First, Saudi Arabia has planned for oil to trade from the upper $50s to the low $60s next year. (And, in case it's not clear, when I talk about "$60 ... locked in," I'm talking about a range. Details of my guesstimates near the bottom.)
Yes, that means a budget deficit for the government, but "only" about 15 percent, which is still a bit less than the current US deficit, and easily handled by the Saudis.
Second, the Saudis are OK with the price going even lower.

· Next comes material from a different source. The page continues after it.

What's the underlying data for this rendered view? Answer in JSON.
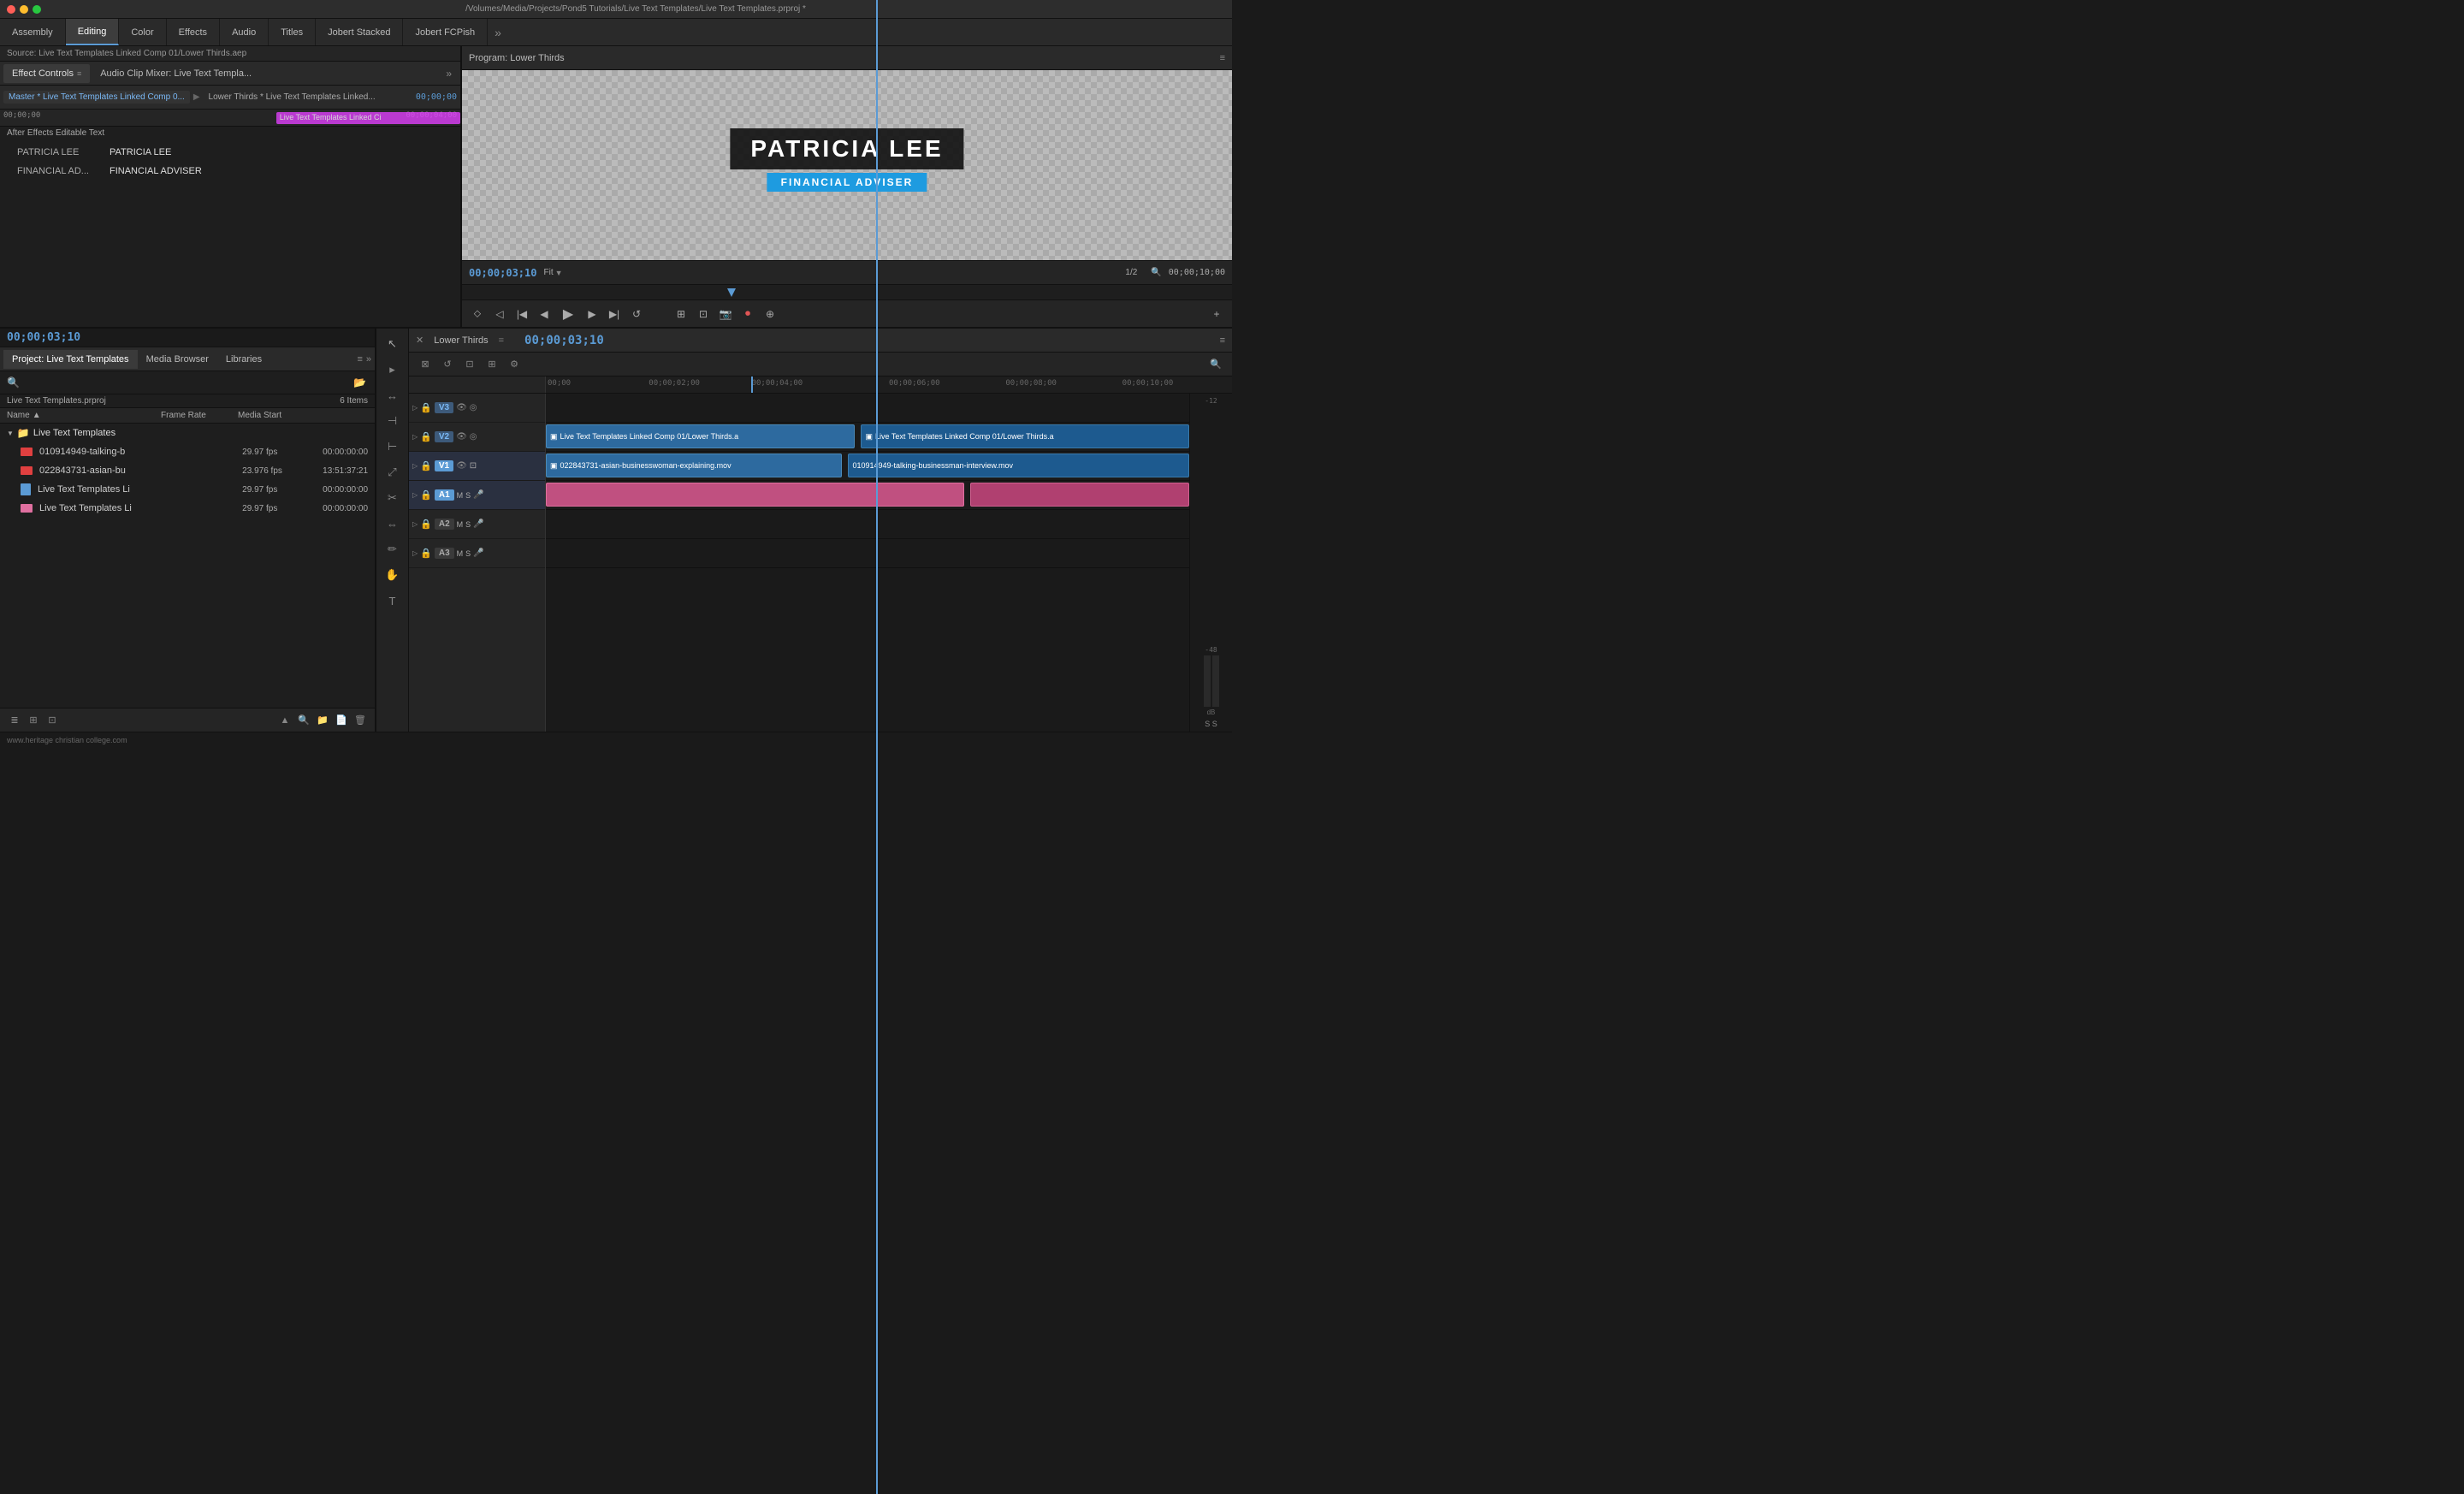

It's probably true that Russia and Iran are their main targets, but per this story, US fracking may be in their gunsights as well.
That said, I doubt that oil prices take a sustained drop below $55, but, it's certainly possible they flirt with $50/bbl for the next few months, with them continuing to slide now.
Effect? While it may be good overall globally, it will have fallout otherwise.
Russia is probably headed not just for recession, but a near-depression recession. Given today's Russian political news, more unrest is possible, as is harsher crackdown by Vlad the Impaler Putin.
Venezuela is likely headed in the same direction financially. Possibly a milder version of the same political results.
Not sure how this might affect religious tensions in Nigeria.
I'm sure that it won't be fantastic for Mexico.
And, domestically? Texas may also face some sort of recession even as Tricky Ricky Perry, with his exit, dodges the consequences of his alleged "miracle" collapsing.
Given that Gov. Greg Strangeabbott appealed John Dietz's Texas school finance ruling, weaker oil revenues could be a signal for him to side with wingnuts in the Texas Lege and slash at schools and other portions of the state budget.
The Texas state revenue stream faces a bit of a double whammy here, per the Dallas Morning News. First, state production taxes are based on the per-barrel price, which has of course nose-dived. Second, if less is being produced, of course, there's less to tax. That means the idea of giving TxDOT extra money out of the Rainy Day Fund (rather than something sensical like mandate 100 percent of state gas tax money go to transportation, then raise TAXES! elsewhere as needed), roads could get hamstrung again. (Cue up the toll roads Batsignal.)
That said, it's ridiculous that the state gas tax, which is a per-gallon rate, not a price-based rate, hasn't been changed since 1991.
Oil just has to stay at around the $60 for a couple more months to put significant crimps on US fracking for another six months after that. (I disagree with the SMU prof in the Snooze piece who expects oil to bottom out in another month or two and hit $75 relatively quickly thereafter.)
I wouldn't be surprised if it's at $65 or a touch higher by midsummer, but, it could slump back to near $60 again by September 2015.
It should be noted that tar sands oil will likely NOT be greatly affected at current prices; it would probably take sustained prices of $45 or so for that to happen. Therefore, with a new Congress about to enter into office, President Obama will have to face Keystone XL issues once again.
Meanwhile, even with the budgetary challenges, Saudi Arabia itself is likely among the net winners, primarily for all these geo-petro-political reasons.